• Problem description
The entries are to be repeated verbatim, with nothing left out.

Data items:
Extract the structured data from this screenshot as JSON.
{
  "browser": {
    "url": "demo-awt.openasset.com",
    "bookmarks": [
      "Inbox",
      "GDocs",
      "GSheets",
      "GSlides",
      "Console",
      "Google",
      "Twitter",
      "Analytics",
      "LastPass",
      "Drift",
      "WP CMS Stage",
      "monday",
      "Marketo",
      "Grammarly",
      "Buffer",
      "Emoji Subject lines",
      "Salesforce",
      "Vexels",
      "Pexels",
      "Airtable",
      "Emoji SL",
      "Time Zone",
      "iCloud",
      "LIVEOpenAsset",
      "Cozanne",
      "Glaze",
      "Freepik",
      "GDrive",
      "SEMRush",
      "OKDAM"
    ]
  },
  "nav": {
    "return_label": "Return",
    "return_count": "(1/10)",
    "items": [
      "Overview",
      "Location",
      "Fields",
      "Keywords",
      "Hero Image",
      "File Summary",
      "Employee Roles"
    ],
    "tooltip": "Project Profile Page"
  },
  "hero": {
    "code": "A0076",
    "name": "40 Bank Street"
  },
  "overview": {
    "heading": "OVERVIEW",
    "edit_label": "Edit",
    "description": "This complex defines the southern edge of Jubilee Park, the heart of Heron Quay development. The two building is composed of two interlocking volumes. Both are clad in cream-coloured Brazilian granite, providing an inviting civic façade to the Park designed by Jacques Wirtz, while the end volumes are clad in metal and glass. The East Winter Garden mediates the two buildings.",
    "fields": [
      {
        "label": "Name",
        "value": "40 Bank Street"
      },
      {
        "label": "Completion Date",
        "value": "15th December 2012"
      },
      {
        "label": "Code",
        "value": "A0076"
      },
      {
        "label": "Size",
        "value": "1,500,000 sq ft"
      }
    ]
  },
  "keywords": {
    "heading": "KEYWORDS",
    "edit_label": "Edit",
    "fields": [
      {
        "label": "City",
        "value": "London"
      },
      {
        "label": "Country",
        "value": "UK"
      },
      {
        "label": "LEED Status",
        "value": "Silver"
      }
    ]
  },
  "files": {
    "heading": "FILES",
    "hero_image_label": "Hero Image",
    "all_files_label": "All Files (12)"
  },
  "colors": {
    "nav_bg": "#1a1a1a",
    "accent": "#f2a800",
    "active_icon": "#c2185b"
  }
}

• Task output
Extract the structured data from this screenshot as JSON.
{
  "browser": {
    "url": "demo-awt.openasset.com",
    "bookmarks": [
      "Inbox",
      "GDocs",
      "GSheets",
      "GSlides",
      "Console",
      "Google",
      "Twitter",
      "Analytics",
      "LastPass",
      "Drift",
      "WP CMS Stage",
      "monday",
      "Marketo",
      "Grammarly",
      "Buffer",
      "Emoji Subject lines",
      "Salesforce",
      "Vexels",
      "Pexels",
      "Airtable",
      "Emoji SL",
      "Time Zone",
      "iCloud",
      "LIVEOpenAsset",
      "Cozanne",
      "Glaze",
      "Freepik",
      "GDrive",
      "SEMRush",
      "OKDAM"
    ]
  },
  "nav": {
    "return_label": "Return",
    "return_count": "(1/10)",
    "items": [
      "Overview",
      "Location",
      "Fields",
      "Keywords",
      "Hero Image",
      "File Summary",
      "Employee Roles"
    ],
    "tooltip": "Project Profile Page"
  },
  "hero": {
    "code": "A0076",
    "name": "40 Bank Street"
  },
  "overview": {
    "heading": "OVERVIEW",
    "edit_label": "Edit",
    "description": "This complex defines the southern edge of Jubilee Park, the heart of Heron Quay development. The two building is composed of two interlocking volumes. Both are clad in cream-coloured Brazilian granite, providing an inviting civic façade to the Park designed by Jacques Wirtz, while the end volumes are clad in metal and glass. The East Winter Garden mediates the two buildings.",
    "fields": [
      {
        "label": "Name",
        "value": "40 Bank Street"
      },
      {
        "label": "Completion Date",
        "value": "15th December 2012"
      },
      {
        "label": "Code",
        "value": "A0076"
      },
      {
        "label": "Size",
        "value": "1,500,000 sq ft"
      }
    ]
  },
  "keywords": {
    "heading": "KEYWORDS",
    "edit_label": "Edit",
    "fields": [
      {
        "label": "City",
        "value": "London"
      },
      {
        "label": "Country",
        "value": "UK"
      },
      {
        "label": "LEED Status",
        "value": "Silver"
      }
    ]
  },
  "files": {
    "heading": "FILES",
    "hero_image_label": "Hero Image",
    "all_files_label": "All Files (12)"
  },
  "colors": {
    "nav_bg": "#1a1a1a",
    "accent": "#f2a800",
    "active_icon": "#c2185b"
  }
}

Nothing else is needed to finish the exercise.